Saved entries —
--- --- ---

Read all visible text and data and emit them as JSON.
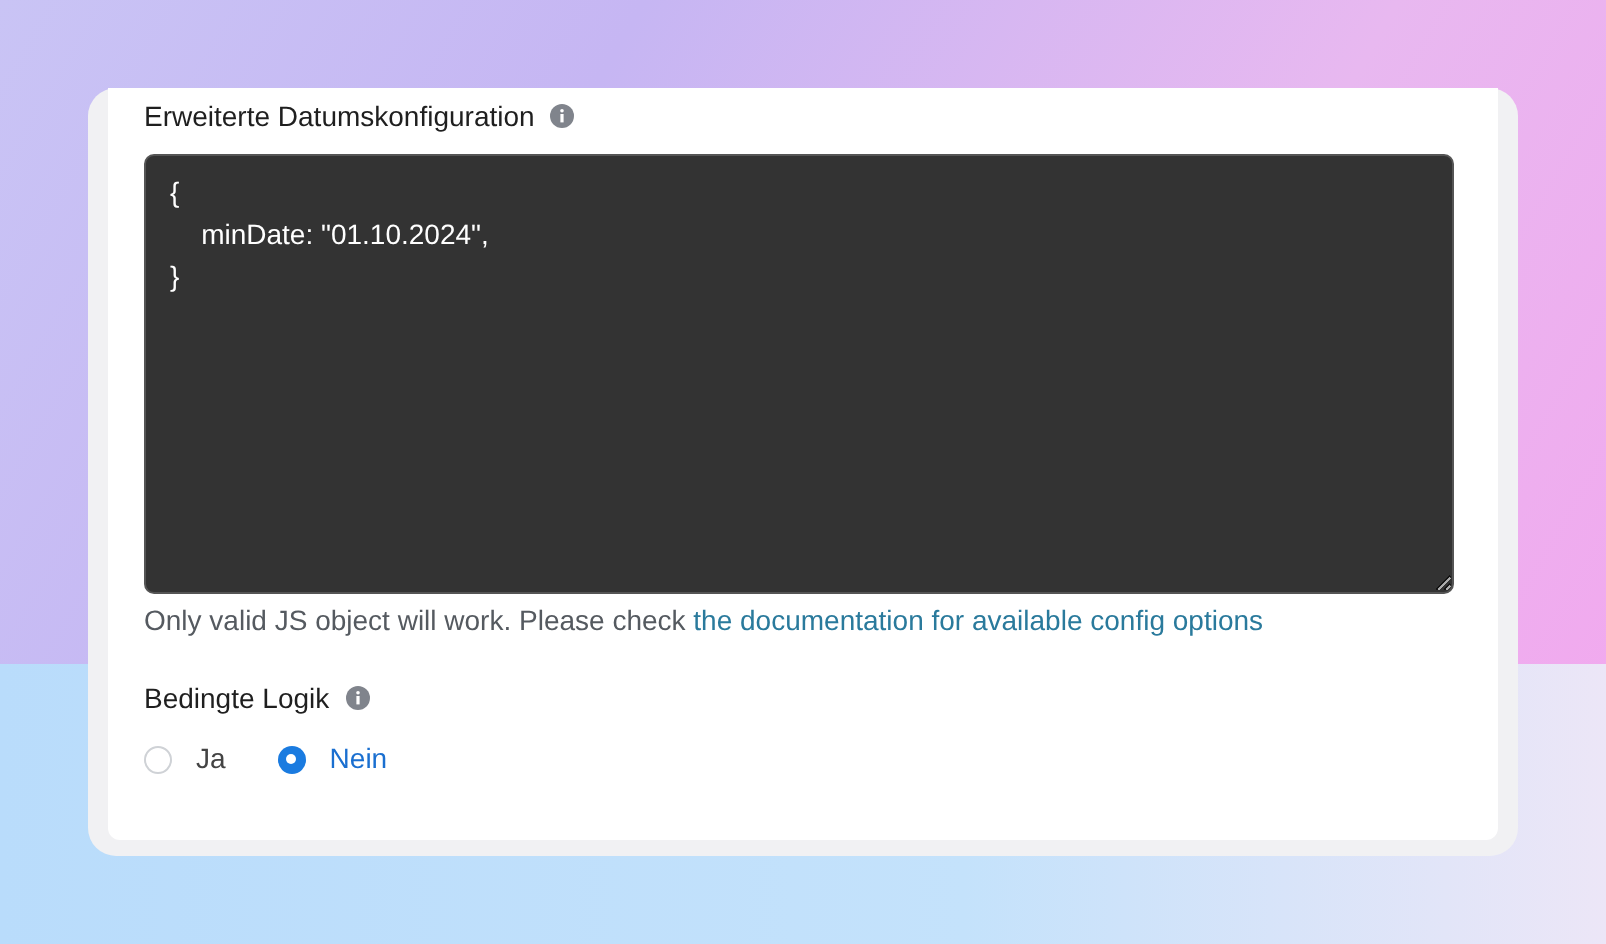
{
  "date_config": {
    "label": "Erweiterte Datumskonfiguration",
    "value": "{\n    minDate: \"01.10.2024\",\n}",
    "help_text": "Only valid JS object will work. Please check ",
    "help_link": "the documentation for available config options"
  },
  "conditional_logic": {
    "label": "Bedingte Logik",
    "options": [
      {
        "label": "Ja",
        "selected": false
      },
      {
        "label": "Nein",
        "selected": true
      }
    ]
  }
}
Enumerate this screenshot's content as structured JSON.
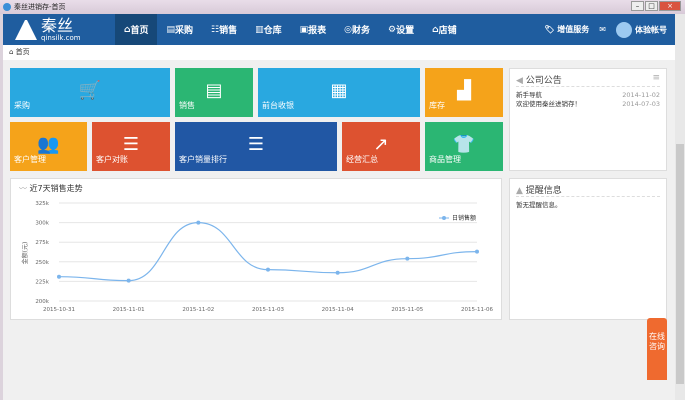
{
  "window": {
    "title": "秦丝进销存-首页"
  },
  "nav": {
    "logo_name": "秦丝",
    "logo_domain": "qinsilk.com",
    "items": [
      {
        "label": "首页",
        "icon": "home-icon"
      },
      {
        "label": "采购",
        "icon": "cart-icon"
      },
      {
        "label": "销售",
        "icon": "sales-icon"
      },
      {
        "label": "仓库",
        "icon": "warehouse-icon"
      },
      {
        "label": "报表",
        "icon": "report-icon"
      },
      {
        "label": "财务",
        "icon": "finance-icon"
      },
      {
        "label": "设置",
        "icon": "settings-icon"
      },
      {
        "label": "店铺",
        "icon": "store-icon"
      }
    ],
    "value_service": "增值服务",
    "account": "体验帐号"
  },
  "breadcrumb": "首页",
  "tiles": [
    {
      "label": "采购",
      "icon": "cart-icon",
      "color": "#29a8e0"
    },
    {
      "label": "销售",
      "icon": "document-icon",
      "color": "#2bb673"
    },
    {
      "label": "前台收银",
      "icon": "cash-register-icon",
      "color": "#29a8e0"
    },
    {
      "label": "库存",
      "icon": "stock-chart-icon",
      "color": "#f5a31a"
    },
    {
      "label": "客户管理",
      "icon": "users-icon",
      "color": "#f5a31a"
    },
    {
      "label": "客户对账",
      "icon": "list-icon",
      "color": "#dd5230"
    },
    {
      "label": "客户销量排行",
      "icon": "bar-rank-icon",
      "color": "#2157a4"
    },
    {
      "label": "经营汇总",
      "icon": "line-chart-icon",
      "color": "#dd5230"
    },
    {
      "label": "商品管理",
      "icon": "clothes-icon",
      "color": "#2bb673"
    }
  ],
  "notice": {
    "title": "公司公告",
    "items": [
      {
        "text": "新手导航",
        "date": "2014-11-02"
      },
      {
        "text": "欢迎使用秦丝进销存！",
        "date": "2014-07-03"
      }
    ]
  },
  "reminder": {
    "title": "提醒信息",
    "empty": "暂无提醒信息。"
  },
  "float_button": "在线咨询",
  "chart_data": {
    "type": "line",
    "title": "近7天销售走势",
    "ylabel": "金额(元)",
    "legend": "日销售额",
    "legend_position": "top-right",
    "x": [
      "2015-10-31",
      "2015-11-01",
      "2015-11-02",
      "2015-11-03",
      "2015-11-04",
      "2015-11-05",
      "2015-11-06"
    ],
    "values": [
      231000,
      226000,
      300000,
      240000,
      236000,
      254000,
      263000
    ],
    "ylim": [
      200000,
      325000
    ],
    "yticks": [
      "200k",
      "225k",
      "250k",
      "275k",
      "300k",
      "325k"
    ],
    "color": "#7cb5ec",
    "grid": true
  }
}
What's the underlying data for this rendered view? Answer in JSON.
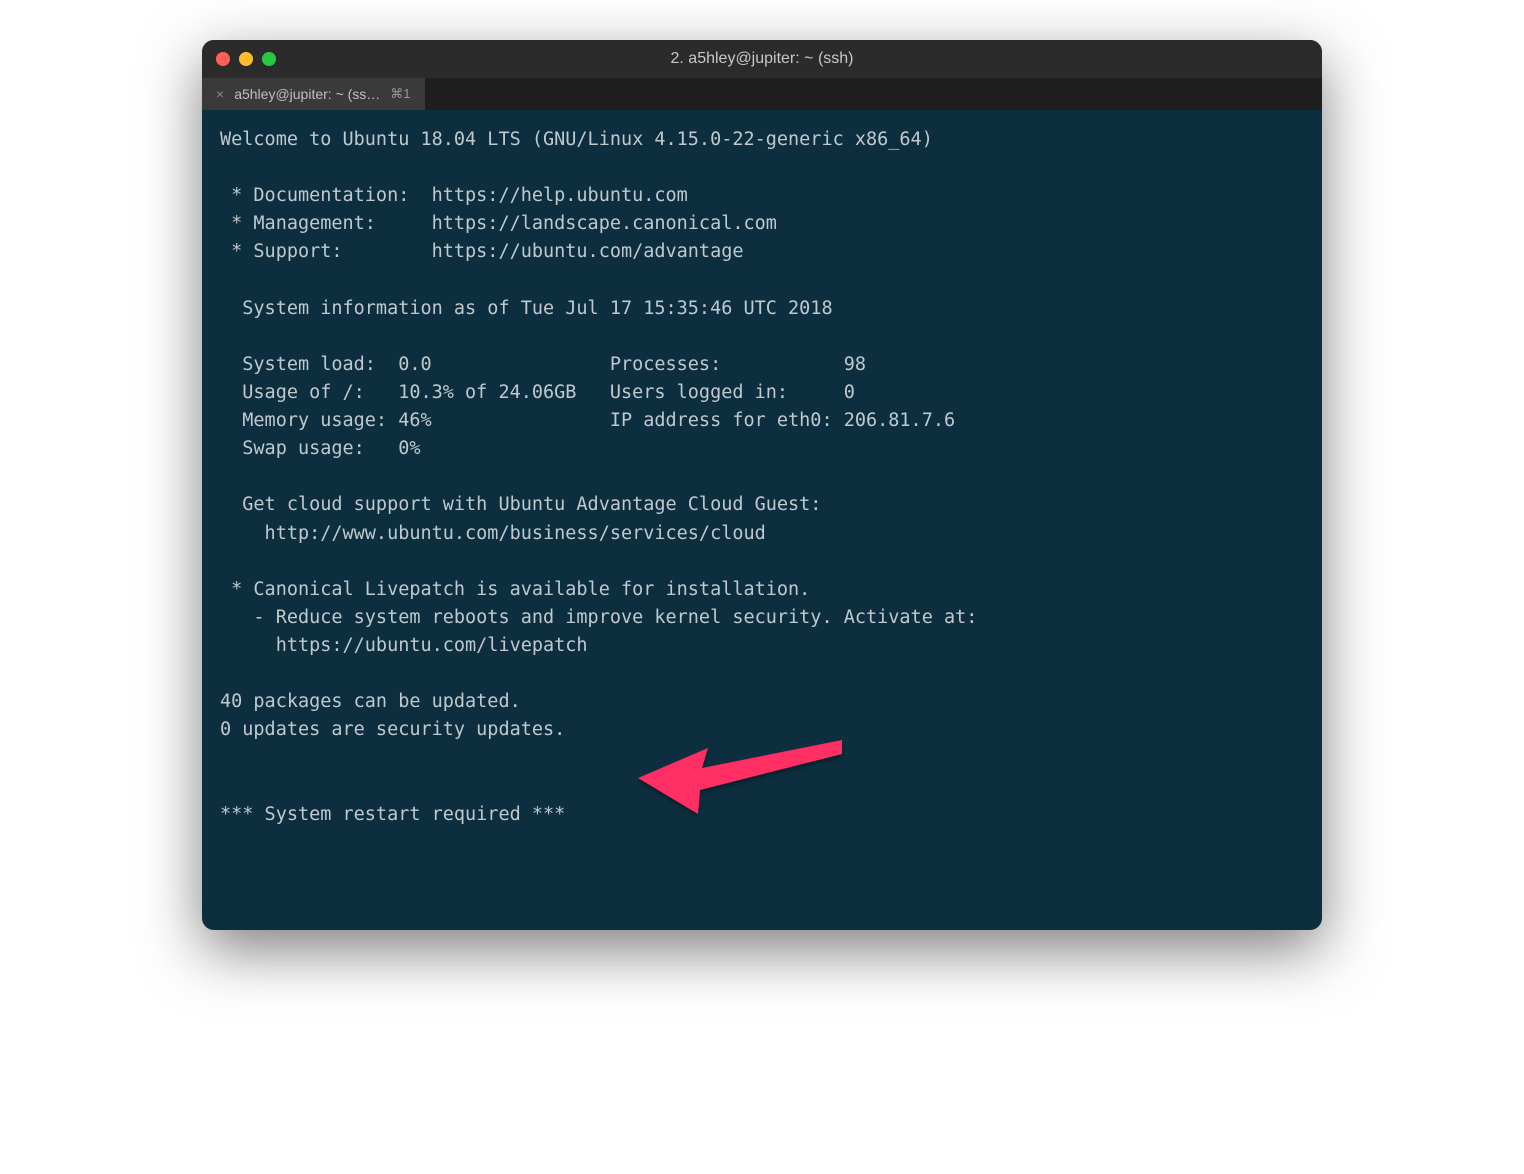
{
  "window": {
    "title": "2. a5hley@jupiter: ~ (ssh)"
  },
  "tab": {
    "label": "a5hley@jupiter: ~ (ss…",
    "shortcut": "⌘1"
  },
  "motd": {
    "welcome": "Welcome to Ubuntu 18.04 LTS (GNU/Linux 4.15.0-22-generic x86_64)",
    "links": {
      "doc_label": " * Documentation:  https://help.ubuntu.com",
      "mgmt_label": " * Management:     https://landscape.canonical.com",
      "sup_label": " * Support:        https://ubuntu.com/advantage"
    },
    "sysinfo_header": "  System information as of Tue Jul 17 15:35:46 UTC 2018",
    "sysinfo": {
      "line1": "  System load:  0.0                Processes:           98",
      "line2": "  Usage of /:   10.3% of 24.06GB   Users logged in:     0",
      "line3": "  Memory usage: 46%                IP address for eth0: 206.81.7.6",
      "line4": "  Swap usage:   0%"
    },
    "cloud1": "  Get cloud support with Ubuntu Advantage Cloud Guest:",
    "cloud2": "    http://www.ubuntu.com/business/services/cloud",
    "livepatch1": " * Canonical Livepatch is available for installation.",
    "livepatch2": "   - Reduce system reboots and improve kernel security. Activate at:",
    "livepatch3": "     https://ubuntu.com/livepatch",
    "updates1": "40 packages can be updated.",
    "updates2": "0 updates are security updates.",
    "restart": "*** System restart required ***"
  }
}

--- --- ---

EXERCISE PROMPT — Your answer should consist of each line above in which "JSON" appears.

ANSWER BOX —
Read all visible text and data and emit them as JSON.
Enumerate this screenshot's content as structured JSON.
What's the underlying data for this rendered view? Answer in JSON.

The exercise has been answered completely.